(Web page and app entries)
----

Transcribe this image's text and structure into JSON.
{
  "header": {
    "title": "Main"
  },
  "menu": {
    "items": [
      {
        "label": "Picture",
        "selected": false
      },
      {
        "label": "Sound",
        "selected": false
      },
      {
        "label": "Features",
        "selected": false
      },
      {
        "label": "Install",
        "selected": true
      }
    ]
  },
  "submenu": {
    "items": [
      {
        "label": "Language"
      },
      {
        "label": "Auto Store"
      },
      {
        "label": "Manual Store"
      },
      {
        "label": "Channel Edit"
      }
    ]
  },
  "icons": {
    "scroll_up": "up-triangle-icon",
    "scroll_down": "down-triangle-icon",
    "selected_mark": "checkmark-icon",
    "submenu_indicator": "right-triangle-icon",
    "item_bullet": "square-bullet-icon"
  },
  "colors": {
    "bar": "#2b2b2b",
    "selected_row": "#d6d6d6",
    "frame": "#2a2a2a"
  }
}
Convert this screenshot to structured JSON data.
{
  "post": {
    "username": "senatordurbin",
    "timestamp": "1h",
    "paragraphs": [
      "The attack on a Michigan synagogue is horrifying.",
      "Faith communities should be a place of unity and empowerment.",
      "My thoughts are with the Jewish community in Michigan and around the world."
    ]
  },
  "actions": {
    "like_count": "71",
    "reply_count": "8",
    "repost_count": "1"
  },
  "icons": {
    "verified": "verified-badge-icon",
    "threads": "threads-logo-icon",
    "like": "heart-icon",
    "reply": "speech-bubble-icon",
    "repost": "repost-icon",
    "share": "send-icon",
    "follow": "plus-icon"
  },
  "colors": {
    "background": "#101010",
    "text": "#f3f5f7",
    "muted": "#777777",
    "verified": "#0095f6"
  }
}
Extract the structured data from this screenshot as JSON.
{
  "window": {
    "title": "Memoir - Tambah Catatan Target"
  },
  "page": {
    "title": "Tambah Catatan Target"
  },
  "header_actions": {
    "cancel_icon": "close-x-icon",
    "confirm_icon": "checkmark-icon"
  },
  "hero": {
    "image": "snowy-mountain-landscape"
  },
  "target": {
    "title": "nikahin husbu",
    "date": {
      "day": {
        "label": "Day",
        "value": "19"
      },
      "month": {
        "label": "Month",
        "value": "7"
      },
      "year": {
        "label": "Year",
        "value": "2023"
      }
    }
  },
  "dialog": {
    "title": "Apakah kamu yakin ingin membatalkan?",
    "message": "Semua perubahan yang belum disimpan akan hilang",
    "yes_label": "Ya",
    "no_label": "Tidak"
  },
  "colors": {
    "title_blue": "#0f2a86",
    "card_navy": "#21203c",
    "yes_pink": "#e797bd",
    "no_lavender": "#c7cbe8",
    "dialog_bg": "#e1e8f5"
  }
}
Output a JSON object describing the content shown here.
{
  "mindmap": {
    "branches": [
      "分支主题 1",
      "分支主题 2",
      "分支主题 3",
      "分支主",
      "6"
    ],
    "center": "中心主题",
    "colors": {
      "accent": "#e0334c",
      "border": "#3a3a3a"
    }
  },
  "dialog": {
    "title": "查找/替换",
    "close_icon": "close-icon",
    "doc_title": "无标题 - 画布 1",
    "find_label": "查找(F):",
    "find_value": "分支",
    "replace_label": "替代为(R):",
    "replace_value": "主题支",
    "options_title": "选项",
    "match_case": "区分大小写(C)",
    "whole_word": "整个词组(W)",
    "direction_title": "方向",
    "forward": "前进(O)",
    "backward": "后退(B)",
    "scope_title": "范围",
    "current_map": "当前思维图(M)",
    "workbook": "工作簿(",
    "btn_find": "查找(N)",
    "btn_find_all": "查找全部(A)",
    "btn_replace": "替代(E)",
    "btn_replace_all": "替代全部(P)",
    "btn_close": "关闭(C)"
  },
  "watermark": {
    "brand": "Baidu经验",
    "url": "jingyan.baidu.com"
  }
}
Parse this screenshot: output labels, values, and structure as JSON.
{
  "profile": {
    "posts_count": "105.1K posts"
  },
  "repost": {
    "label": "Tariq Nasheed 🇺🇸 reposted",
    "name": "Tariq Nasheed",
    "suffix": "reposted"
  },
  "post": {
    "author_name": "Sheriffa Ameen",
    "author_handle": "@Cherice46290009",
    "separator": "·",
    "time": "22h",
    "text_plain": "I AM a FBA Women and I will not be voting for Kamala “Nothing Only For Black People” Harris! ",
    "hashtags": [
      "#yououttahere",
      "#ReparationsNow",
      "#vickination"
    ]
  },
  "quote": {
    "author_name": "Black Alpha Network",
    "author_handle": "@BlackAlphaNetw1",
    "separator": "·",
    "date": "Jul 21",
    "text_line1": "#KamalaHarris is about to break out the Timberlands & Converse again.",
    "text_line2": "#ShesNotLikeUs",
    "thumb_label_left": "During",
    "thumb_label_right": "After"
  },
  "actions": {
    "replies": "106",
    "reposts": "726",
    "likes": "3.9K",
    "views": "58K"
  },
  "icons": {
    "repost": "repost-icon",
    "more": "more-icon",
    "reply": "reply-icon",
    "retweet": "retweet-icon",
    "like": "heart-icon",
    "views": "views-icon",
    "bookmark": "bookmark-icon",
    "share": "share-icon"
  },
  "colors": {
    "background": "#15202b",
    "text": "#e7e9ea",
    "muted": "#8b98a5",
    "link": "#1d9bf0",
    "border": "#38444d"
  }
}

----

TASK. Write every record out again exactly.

ANSWER TO THE PROBLEM.
Transcribe this image's text and structure into JSON.
{
  "header": {
    "title": "Main"
  },
  "menu": {
    "items": [
      {
        "label": "Picture",
        "selected": false
      },
      {
        "label": "Sound",
        "selected": false
      },
      {
        "label": "Features",
        "selected": false
      },
      {
        "label": "Install",
        "selected": true
      }
    ]
  },
  "submenu": {
    "items": [
      {
        "label": "Language"
      },
      {
        "label": "Auto Store"
      },
      {
        "label": "Manual Store"
      },
      {
        "label": "Channel Edit"
      }
    ]
  },
  "icons": {
    "scroll_up": "up-triangle-icon",
    "scroll_down": "down-triangle-icon",
    "selected_mark": "checkmark-icon",
    "submenu_indicator": "right-triangle-icon",
    "item_bullet": "square-bullet-icon"
  },
  "colors": {
    "bar": "#2b2b2b",
    "selected_row": "#d6d6d6",
    "frame": "#2a2a2a"
  }
}
Convert this screenshot to structured JSON data.
{
  "post": {
    "username": "senatordurbin",
    "timestamp": "1h",
    "paragraphs": [
      "The attack on a Michigan synagogue is horrifying.",
      "Faith communities should be a place of unity and empowerment.",
      "My thoughts are with the Jewish community in Michigan and around the world."
    ]
  },
  "actions": {
    "like_count": "71",
    "reply_count": "8",
    "repost_count": "1"
  },
  "icons": {
    "verified": "verified-badge-icon",
    "threads": "threads-logo-icon",
    "like": "heart-icon",
    "reply": "speech-bubble-icon",
    "repost": "repost-icon",
    "share": "send-icon",
    "follow": "plus-icon"
  },
  "colors": {
    "background": "#101010",
    "text": "#f3f5f7",
    "muted": "#777777",
    "verified": "#0095f6"
  }
}
Extract the structured data from this screenshot as JSON.
{
  "window": {
    "title": "Memoir - Tambah Catatan Target"
  },
  "page": {
    "title": "Tambah Catatan Target"
  },
  "header_actions": {
    "cancel_icon": "close-x-icon",
    "confirm_icon": "checkmark-icon"
  },
  "hero": {
    "image": "snowy-mountain-landscape"
  },
  "target": {
    "title": "nikahin husbu",
    "date": {
      "day": {
        "label": "Day",
        "value": "19"
      },
      "month": {
        "label": "Month",
        "value": "7"
      },
      "year": {
        "label": "Year",
        "value": "2023"
      }
    }
  },
  "dialog": {
    "title": "Apakah kamu yakin ingin membatalkan?",
    "message": "Semua perubahan yang belum disimpan akan hilang",
    "yes_label": "Ya",
    "no_label": "Tidak"
  },
  "colors": {
    "title_blue": "#0f2a86",
    "card_navy": "#21203c",
    "yes_pink": "#e797bd",
    "no_lavender": "#c7cbe8",
    "dialog_bg": "#e1e8f5"
  }
}
Output a JSON object describing the content shown here.
{
  "mindmap": {
    "branches": [
      "分支主题 1",
      "分支主题 2",
      "分支主题 3",
      "分支主",
      "6"
    ],
    "center": "中心主题",
    "colors": {
      "accent": "#e0334c",
      "border": "#3a3a3a"
    }
  },
  "dialog": {
    "title": "查找/替换",
    "close_icon": "close-icon",
    "doc_title": "无标题 - 画布 1",
    "find_label": "查找(F):",
    "find_value": "分支",
    "replace_label": "替代为(R):",
    "replace_value": "主题支",
    "options_title": "选项",
    "match_case": "区分大小写(C)",
    "whole_word": "整个词组(W)",
    "direction_title": "方向",
    "forward": "前进(O)",
    "backward": "后退(B)",
    "scope_title": "范围",
    "current_map": "当前思维图(M)",
    "workbook": "工作簿(",
    "btn_find": "查找(N)",
    "btn_find_all": "查找全部(A)",
    "btn_replace": "替代(E)",
    "btn_replace_all": "替代全部(P)",
    "btn_close": "关闭(C)"
  },
  "watermark": {
    "brand": "Baidu经验",
    "url": "jingyan.baidu.com"
  }
}
Parse this screenshot: output labels, values, and structure as JSON.
{
  "profile": {
    "posts_count": "105.1K posts"
  },
  "repost": {
    "label": "Tariq Nasheed 🇺🇸 reposted",
    "name": "Tariq Nasheed",
    "suffix": "reposted"
  },
  "post": {
    "author_name": "Sheriffa Ameen",
    "author_handle": "@Cherice46290009",
    "separator": "·",
    "time": "22h",
    "text_plain": "I AM a FBA Women and I will not be voting for Kamala “Nothing Only For Black People” Harris! ",
    "hashtags": [
      "#yououttahere",
      "#ReparationsNow",
      "#vickination"
    ]
  },
  "quote": {
    "author_name": "Black Alpha Network",
    "author_handle": "@BlackAlphaNetw1",
    "separator": "·",
    "date": "Jul 21",
    "text_line1": "#KamalaHarris is about to break out the Timberlands & Converse again.",
    "text_line2": "#ShesNotLikeUs",
    "thumb_label_left": "During",
    "thumb_label_right": "After"
  },
  "actions": {
    "replies": "106",
    "reposts": "726",
    "likes": "3.9K",
    "views": "58K"
  },
  "icons": {
    "repost": "repost-icon",
    "more": "more-icon",
    "reply": "reply-icon",
    "retweet": "retweet-icon",
    "like": "heart-icon",
    "views": "views-icon",
    "bookmark": "bookmark-icon",
    "share": "share-icon"
  },
  "colors": {
    "background": "#15202b",
    "text": "#e7e9ea",
    "muted": "#8b98a5",
    "link": "#1d9bf0",
    "border": "#38444d"
  }
}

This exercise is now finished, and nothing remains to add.